Sales of midsize cars in America declined 2% in calendar year 2015, in line with the 2% decline in the overall U.S. passenger car market.
The American auto industry produced a 6% year-over-year gain in calendar year 2015 on the way to a record sales year. Traditional cars carry less sway, however, as consumers veer away from sedans like the Honda Accord, Nissan Altima, and Hyundai Sonata toward the Honda CR-V, Nissan Rogue, and Hyundai Santa Fe Sport.
The Toyota Camry was America’s best-selling car in 2015, the 14th consecutive year the midsize Toyota has held such status. Obviously then, the Camry is the most popular vehicle in its category, claiming 429,355 total sales in the U.S. in 2015, a marginal 749-unit year-over-year increase.
The Honda Accord fell much farther back from the Camry in 2015, however. After trailing the Camry by 40,232 units in 2014, the Accord was 73,798 sales abaft in 2015.
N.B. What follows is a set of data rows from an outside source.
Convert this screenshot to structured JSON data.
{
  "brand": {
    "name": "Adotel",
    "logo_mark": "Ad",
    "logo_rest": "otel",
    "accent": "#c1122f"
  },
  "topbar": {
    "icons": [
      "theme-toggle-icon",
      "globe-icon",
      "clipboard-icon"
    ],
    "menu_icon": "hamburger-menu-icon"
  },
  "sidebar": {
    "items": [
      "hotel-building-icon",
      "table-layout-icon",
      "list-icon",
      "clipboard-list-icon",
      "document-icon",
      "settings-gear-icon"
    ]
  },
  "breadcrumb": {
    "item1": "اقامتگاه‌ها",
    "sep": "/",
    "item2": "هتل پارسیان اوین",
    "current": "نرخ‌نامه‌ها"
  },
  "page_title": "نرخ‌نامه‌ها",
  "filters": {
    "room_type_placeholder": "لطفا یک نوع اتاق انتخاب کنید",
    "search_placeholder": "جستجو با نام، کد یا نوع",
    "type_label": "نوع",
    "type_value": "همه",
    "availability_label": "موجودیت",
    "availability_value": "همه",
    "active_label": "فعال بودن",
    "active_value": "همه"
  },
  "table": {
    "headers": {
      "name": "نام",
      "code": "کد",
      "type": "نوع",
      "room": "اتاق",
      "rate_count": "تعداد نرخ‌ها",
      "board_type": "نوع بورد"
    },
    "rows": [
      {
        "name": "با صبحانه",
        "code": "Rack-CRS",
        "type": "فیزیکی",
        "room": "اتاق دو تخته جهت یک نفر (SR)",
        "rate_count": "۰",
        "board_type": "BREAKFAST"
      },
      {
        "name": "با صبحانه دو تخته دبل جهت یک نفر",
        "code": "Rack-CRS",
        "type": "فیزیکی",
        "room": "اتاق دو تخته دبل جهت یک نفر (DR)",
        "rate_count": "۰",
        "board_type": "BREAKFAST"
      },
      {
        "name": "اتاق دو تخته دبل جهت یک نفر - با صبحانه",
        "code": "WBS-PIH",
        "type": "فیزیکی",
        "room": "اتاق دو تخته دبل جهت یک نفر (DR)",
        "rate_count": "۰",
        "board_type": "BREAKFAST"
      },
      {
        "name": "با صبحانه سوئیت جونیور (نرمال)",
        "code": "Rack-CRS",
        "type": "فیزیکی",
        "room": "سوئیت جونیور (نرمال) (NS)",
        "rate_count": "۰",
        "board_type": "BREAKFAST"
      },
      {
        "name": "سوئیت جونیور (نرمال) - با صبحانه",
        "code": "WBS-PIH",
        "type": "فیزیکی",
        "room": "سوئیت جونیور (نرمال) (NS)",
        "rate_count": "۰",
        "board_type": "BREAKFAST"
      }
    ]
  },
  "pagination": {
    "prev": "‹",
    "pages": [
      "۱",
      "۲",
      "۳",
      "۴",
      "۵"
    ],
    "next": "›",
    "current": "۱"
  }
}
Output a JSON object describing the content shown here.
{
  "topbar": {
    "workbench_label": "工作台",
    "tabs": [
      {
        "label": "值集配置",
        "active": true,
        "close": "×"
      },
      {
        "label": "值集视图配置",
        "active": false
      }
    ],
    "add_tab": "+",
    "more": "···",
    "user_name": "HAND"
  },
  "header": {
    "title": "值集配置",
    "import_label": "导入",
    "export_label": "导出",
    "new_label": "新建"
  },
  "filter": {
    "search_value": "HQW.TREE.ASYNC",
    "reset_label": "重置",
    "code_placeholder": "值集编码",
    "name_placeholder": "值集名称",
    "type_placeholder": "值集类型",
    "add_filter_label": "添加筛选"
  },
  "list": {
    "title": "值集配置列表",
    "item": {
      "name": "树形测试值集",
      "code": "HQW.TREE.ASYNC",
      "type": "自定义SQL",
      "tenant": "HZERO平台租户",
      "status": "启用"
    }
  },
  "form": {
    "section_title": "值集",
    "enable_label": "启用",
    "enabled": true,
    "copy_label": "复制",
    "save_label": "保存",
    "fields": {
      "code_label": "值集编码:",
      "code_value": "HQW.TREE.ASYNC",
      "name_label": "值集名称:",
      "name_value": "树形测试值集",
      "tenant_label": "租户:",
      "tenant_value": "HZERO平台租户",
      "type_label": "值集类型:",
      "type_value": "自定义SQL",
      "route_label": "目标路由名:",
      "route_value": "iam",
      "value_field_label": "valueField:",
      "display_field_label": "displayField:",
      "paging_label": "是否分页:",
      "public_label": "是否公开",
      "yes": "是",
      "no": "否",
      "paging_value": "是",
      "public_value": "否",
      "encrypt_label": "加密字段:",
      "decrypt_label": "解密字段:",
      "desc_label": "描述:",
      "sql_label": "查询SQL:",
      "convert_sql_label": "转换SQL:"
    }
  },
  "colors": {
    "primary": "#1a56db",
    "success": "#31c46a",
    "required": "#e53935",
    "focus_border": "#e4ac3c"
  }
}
Together, the Camry, Accord, and third-ranked Altima owned 47% of the American midsize car market in calendar year 2015, down slightly from 48% in 2014. The big mover in 2015 was the Chrysler 200, sales of which were half again as strong. But the Chrysler’s parent company, FCA, saw total midsize car volume – including the Dodge Avenger – climb by a more reasonable 6%.
The Subaru Legacy’s 16% increase and the Mazda 6’s 9% uptick were the other noteworthy improvements.
You can click any model name in the tables below to find historical monthly and yearly U.S. auto sales data. You can also select a make and model at GCBC’s Sales Stats page. These tables are now sortable, so you can rank midsize cars any which way you like. Suggestions on how GCBC should break down segments can be passed on through the Contact page.